Data provided |
>>>

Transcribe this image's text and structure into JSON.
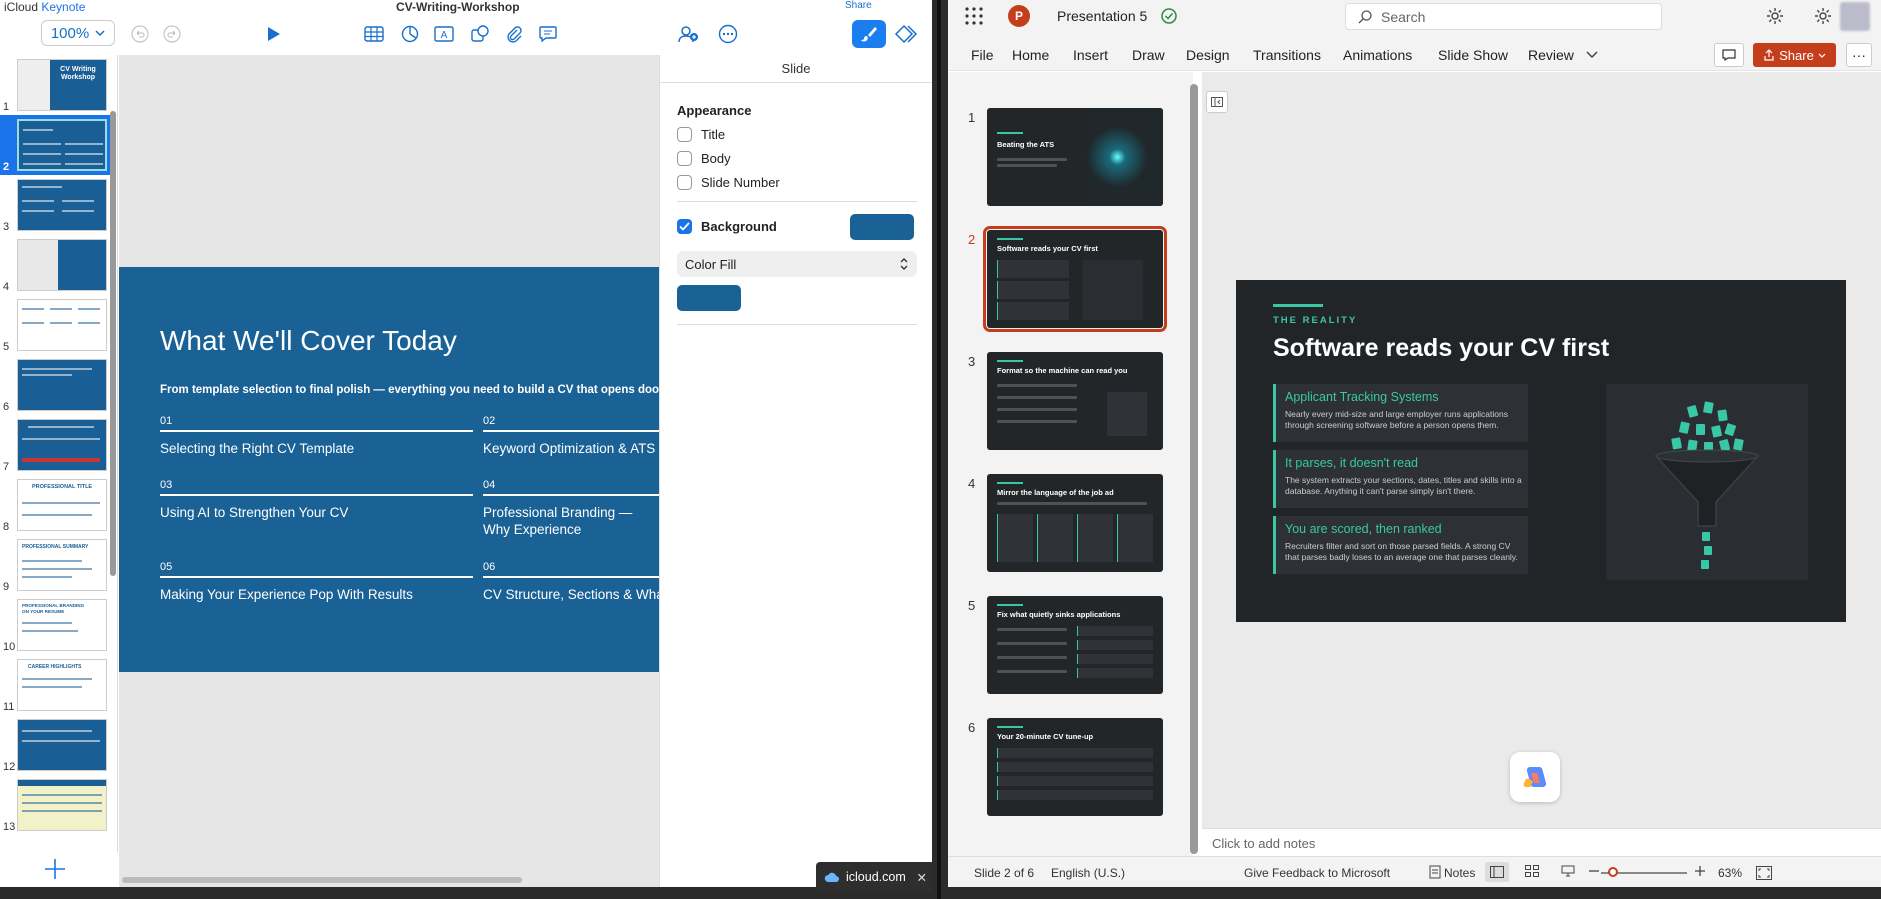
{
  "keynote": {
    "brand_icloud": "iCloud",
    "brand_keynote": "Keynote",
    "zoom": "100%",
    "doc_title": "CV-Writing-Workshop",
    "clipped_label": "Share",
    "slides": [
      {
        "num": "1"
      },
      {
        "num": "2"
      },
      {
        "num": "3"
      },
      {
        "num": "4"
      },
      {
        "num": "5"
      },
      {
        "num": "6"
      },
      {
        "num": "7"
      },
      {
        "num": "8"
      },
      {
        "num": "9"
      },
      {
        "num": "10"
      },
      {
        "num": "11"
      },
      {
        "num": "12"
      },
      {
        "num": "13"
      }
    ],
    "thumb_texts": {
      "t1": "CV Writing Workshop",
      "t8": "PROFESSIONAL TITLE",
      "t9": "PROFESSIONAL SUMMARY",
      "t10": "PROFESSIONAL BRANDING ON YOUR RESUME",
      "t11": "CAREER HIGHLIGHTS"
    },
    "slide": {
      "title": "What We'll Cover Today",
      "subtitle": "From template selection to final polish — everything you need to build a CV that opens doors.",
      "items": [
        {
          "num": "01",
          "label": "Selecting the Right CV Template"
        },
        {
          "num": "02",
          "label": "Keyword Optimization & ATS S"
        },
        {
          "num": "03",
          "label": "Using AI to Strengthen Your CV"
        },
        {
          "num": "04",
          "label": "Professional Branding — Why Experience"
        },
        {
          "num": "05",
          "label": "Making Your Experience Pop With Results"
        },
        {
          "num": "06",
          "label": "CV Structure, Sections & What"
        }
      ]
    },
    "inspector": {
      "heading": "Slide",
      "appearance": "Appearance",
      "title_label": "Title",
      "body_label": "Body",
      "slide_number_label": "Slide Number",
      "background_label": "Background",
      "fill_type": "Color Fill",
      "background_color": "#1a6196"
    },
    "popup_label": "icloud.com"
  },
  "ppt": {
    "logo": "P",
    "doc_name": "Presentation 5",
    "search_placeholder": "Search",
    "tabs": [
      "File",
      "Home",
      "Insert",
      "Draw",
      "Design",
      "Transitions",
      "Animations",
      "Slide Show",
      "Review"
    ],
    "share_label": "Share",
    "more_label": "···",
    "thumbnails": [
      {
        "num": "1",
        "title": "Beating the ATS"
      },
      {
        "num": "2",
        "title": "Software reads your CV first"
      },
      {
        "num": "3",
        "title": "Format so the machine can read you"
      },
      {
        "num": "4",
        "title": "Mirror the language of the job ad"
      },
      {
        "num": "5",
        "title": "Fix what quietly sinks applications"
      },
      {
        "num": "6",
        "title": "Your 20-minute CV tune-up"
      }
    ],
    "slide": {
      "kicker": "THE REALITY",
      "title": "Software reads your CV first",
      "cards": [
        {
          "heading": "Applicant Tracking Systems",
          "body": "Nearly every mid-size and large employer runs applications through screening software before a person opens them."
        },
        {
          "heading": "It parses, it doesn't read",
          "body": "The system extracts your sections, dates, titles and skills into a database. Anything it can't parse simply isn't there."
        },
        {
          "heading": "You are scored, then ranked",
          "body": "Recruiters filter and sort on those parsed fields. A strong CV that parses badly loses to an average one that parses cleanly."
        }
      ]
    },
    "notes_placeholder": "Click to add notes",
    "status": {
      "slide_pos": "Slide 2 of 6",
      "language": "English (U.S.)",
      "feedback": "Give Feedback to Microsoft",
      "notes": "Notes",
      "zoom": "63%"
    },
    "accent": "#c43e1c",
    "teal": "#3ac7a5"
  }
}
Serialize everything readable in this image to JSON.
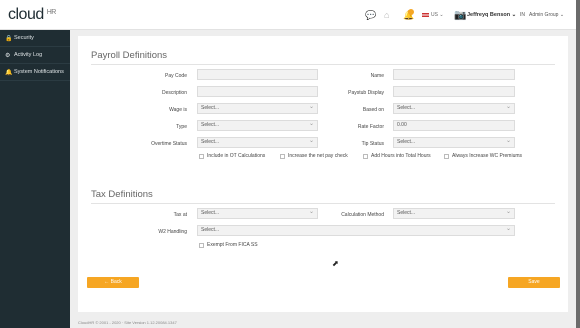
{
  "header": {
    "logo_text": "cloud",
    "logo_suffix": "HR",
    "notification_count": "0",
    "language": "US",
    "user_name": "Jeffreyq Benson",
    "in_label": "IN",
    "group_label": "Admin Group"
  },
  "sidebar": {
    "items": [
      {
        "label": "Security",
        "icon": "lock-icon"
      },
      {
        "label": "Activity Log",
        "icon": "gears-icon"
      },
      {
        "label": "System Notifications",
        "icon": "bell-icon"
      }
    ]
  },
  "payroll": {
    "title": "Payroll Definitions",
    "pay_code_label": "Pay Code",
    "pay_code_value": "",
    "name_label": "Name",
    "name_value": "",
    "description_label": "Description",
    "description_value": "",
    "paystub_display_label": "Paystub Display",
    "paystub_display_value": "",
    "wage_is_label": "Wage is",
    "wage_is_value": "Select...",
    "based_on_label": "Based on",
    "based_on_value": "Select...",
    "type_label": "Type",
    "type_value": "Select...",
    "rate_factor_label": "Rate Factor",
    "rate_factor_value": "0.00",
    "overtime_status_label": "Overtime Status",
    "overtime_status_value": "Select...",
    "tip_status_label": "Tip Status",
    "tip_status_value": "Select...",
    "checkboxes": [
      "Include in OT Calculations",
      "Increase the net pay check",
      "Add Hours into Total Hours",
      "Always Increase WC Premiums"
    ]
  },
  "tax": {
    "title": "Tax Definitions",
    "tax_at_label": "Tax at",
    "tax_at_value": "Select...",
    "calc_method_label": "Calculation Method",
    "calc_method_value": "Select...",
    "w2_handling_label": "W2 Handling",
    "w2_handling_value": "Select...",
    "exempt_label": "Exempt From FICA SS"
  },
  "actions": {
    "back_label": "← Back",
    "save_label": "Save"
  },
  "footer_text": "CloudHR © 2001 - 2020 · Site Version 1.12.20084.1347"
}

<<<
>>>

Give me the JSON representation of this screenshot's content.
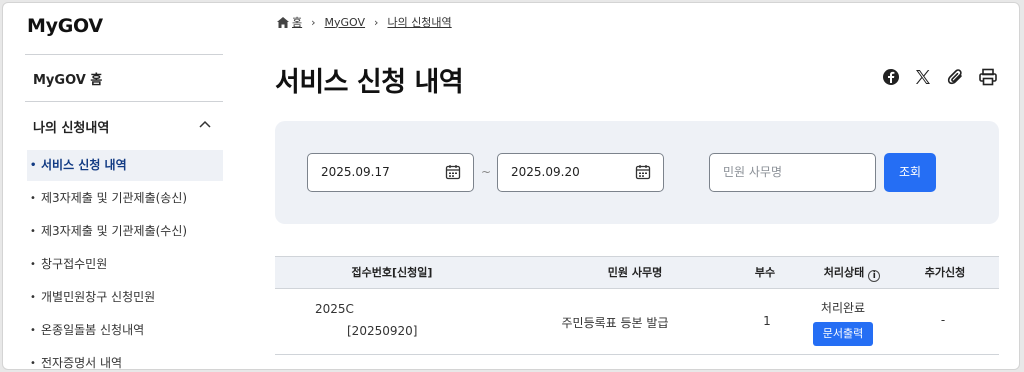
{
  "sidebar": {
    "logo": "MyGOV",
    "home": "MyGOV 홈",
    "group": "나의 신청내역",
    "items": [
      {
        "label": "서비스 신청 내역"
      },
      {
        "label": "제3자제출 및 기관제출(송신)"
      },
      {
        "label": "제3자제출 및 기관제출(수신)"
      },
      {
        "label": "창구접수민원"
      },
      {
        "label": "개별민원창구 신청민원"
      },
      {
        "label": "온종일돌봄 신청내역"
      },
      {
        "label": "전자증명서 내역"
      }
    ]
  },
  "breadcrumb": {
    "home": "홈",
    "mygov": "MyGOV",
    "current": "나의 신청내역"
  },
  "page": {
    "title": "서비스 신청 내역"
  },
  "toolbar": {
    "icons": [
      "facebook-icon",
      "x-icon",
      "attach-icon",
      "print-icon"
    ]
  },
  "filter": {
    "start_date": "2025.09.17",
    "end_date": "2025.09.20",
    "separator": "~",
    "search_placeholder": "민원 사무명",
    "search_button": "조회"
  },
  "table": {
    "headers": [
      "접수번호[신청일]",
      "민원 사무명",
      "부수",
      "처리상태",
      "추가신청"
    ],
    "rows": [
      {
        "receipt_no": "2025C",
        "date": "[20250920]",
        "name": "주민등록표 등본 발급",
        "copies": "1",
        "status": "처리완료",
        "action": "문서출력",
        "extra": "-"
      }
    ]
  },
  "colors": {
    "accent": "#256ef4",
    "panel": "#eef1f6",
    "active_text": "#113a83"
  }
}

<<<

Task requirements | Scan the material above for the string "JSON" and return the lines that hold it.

Completed exercise |
Transcribe this image's text and structure into JSON.
Serialize everything readable in this image to JSON.
Give me the JSON representation of this screenshot's content.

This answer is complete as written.